Zoe Berg, Senior Photographer

Undergraduate staff for the University’s largest computer science course have won an increase to their maximum weekly pay after threatening a strike.

The change was made after over 30 undergraduate learning assistants for the introductory lecture CPSC 100 — more commonly known as CS50, after the original course taught by David Malan at Harvard College — penned an email on Sunday to course and department administrators explaining their grievances over a new payment system introduced at the beginning of the school year.

“The CS50 staff is requesting swift and decisive action on changing our pay system to establish proper compensation for the work we are doing, avoid additional staff losses to alternative work options, and preserve the passion of the CS50 workforce in the future,” the letter reads.

The letter gave administrators one week to respond. Inaction, the letter reads, would leave staff with “no choice but to take further action in the form of a work stoppage.”
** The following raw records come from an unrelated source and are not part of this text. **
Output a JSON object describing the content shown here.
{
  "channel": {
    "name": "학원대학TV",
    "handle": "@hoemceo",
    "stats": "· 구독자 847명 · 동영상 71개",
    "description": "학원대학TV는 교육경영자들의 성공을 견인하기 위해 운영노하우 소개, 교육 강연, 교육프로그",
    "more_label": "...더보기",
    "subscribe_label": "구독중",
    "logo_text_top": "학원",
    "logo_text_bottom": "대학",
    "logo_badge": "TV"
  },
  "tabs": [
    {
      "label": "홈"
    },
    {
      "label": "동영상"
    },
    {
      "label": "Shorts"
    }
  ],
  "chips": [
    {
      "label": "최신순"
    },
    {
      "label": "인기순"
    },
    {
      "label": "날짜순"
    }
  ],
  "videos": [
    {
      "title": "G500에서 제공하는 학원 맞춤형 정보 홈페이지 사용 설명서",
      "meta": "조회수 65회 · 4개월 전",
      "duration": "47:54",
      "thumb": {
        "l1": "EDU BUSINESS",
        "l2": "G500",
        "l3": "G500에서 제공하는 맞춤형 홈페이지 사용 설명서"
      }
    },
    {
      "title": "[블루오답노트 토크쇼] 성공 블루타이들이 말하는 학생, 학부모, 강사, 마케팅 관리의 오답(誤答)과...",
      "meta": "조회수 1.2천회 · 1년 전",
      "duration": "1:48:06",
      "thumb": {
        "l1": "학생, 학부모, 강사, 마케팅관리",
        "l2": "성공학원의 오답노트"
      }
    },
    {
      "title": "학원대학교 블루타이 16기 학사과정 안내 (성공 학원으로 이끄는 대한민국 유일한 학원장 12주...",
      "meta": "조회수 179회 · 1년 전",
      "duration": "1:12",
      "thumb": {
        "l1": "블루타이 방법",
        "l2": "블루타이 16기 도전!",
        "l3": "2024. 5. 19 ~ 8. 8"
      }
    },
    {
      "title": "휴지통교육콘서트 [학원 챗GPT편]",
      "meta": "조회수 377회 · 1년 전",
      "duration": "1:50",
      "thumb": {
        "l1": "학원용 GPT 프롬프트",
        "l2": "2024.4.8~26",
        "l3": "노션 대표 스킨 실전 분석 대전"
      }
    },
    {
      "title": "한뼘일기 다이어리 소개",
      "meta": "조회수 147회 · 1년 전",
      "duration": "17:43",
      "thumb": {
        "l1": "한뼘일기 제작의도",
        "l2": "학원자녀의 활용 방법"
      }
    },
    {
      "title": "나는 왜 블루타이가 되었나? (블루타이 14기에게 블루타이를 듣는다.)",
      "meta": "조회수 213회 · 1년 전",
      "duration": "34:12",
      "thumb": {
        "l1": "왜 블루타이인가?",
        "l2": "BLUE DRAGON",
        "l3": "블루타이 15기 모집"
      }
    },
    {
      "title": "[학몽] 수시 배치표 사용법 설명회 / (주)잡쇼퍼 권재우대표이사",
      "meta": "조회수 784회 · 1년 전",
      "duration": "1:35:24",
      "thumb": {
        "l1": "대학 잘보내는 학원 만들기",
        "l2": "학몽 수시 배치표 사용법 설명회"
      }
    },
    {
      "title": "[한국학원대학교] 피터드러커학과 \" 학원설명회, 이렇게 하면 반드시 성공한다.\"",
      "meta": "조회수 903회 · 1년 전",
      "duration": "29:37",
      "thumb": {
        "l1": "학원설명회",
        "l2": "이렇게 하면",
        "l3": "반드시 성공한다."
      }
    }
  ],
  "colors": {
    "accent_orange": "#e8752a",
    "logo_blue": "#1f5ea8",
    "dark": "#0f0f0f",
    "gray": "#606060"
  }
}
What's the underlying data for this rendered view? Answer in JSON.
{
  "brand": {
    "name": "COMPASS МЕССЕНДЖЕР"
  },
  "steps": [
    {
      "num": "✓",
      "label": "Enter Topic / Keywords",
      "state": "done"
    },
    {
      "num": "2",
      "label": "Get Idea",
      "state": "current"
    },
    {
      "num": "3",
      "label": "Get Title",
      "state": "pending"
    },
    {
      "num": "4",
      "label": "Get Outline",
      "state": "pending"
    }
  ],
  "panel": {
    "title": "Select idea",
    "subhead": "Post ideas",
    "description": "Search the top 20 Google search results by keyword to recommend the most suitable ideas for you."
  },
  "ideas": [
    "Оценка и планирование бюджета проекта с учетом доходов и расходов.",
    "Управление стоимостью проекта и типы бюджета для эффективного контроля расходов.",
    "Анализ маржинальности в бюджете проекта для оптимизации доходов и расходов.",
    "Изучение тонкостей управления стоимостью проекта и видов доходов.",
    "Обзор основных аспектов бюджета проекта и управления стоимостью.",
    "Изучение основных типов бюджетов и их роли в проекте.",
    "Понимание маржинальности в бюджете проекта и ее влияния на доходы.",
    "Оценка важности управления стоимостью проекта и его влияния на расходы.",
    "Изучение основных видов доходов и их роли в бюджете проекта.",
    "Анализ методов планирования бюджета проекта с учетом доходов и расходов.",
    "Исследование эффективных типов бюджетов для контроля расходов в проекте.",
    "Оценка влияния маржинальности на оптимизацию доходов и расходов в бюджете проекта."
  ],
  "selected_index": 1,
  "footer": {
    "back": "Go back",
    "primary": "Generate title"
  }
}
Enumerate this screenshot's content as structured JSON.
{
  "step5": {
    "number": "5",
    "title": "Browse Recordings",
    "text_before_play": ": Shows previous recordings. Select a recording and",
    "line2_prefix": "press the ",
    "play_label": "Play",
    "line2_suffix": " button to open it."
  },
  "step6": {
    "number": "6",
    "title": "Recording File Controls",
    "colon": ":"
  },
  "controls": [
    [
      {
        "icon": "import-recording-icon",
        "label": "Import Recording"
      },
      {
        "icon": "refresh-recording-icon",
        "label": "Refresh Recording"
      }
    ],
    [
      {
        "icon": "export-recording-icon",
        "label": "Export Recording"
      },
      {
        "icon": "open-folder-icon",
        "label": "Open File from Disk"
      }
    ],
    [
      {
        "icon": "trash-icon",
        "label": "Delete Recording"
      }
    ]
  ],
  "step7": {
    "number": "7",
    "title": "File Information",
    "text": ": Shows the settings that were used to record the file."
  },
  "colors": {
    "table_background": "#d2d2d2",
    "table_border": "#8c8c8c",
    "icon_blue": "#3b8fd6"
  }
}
The system introduced for the semester — implemented across all departments that employ ULAs — stipulated that ULAs would only be paid at a uniform weekly rate for a maximum of 7.5 hours, replacing the hourly rate used in previous years. 

That maximum, the letter states, disincentivized ULAs from providing necessary support to students. According to the email, ULAs for CS50 were hired in the spring and were told at the time that they would be paid at an hourly rate. The new payment policy resulted in some staff stepping down in order to pursue other computer science jobs that they perceived to be less work for the same pay, the email reads. 

This development comes against the backdrop of the University’s wider expansion plan in the engineering and science fields as well as computer science’s increasing popularity among the student body — a trend that the ULA letter contends was threatened by the payment cap.

In a response on Monday, Dean of Undergraduate Education Pamela Schirmeister wrote that the department would immediately increase the weekly cap on pay. The cap, she explained, was introduced to help undergraduate learning assistants balance between their jobs and coursework.

“As you continue your ULA duties, I urge you to be mindful of the potential conflict of interest and to spend less than 10 hours per week when possible, and certainly not more,” Schirmeister wrote.

Schirmeister explained in an email to the News that the choice to switch from weekly, hourly time sheets to the stipend system was made because of the unsustainable administrative burden on the departments that use many ULAs.

Head ULA Jessie Cheung ’25 said the head ULA staff anticipated that many ULAs would have quit in the coming weeks had payment policies remained the same.

“I think the [ULA] team is very excited that this was changed,” Cheung said. “It’s one of the biggest computer science classes at Yale… and it’s modeled after Harvard’s CS class, which is definitely their largest CS class. All of our work is very intense.”

CS50, which requires no prior programming experience, covers topics including abstraction, algorithms and data structures as well as programming languages such as C, Python and SQL. The course serves as an introduction to many other courses in the computer science curriculum and is commonly taken by both majors and non-majors.

Unlike other computer science classes at Yale, however, CS50 ULAs are required to hold a two-hour section as well as lead office hours and grade assignments. The lectures are streamed live from Harvard, and students are responsible for completing weekly quizzes and programming assignments.

At Yale, CS50 enrolls over 200 students per year, who have access to a team of about 40 undergraduate learning assistants. 

“The course leans really heavily on the [ULAs],” said CS50 student David Bloom ’25. “They have an insane amount of office hours.”

Head ULA Harry Jain ’23 said that finding out about the fixed rate was “demoralizing” for many ULAs, who work nine to 10 hours each week.

Jain said that much of the initial frustration arose because staff members were forced to spend time managing and limiting their hours rather than helping students.

“I think we all had hope and faith that it would work out,” Jain said. “It was a slow realization that action was needed on our part.”

CS50: Introduction to Computing and Programming was first introduced at Harvard in 2007.

Alex Ye covers faculty and academics. He previously covered the endowment, finance and donations. Originally from Cincinnati, Ohio, he is a sophomore in Timothy Dwight majoring in applied mathematics.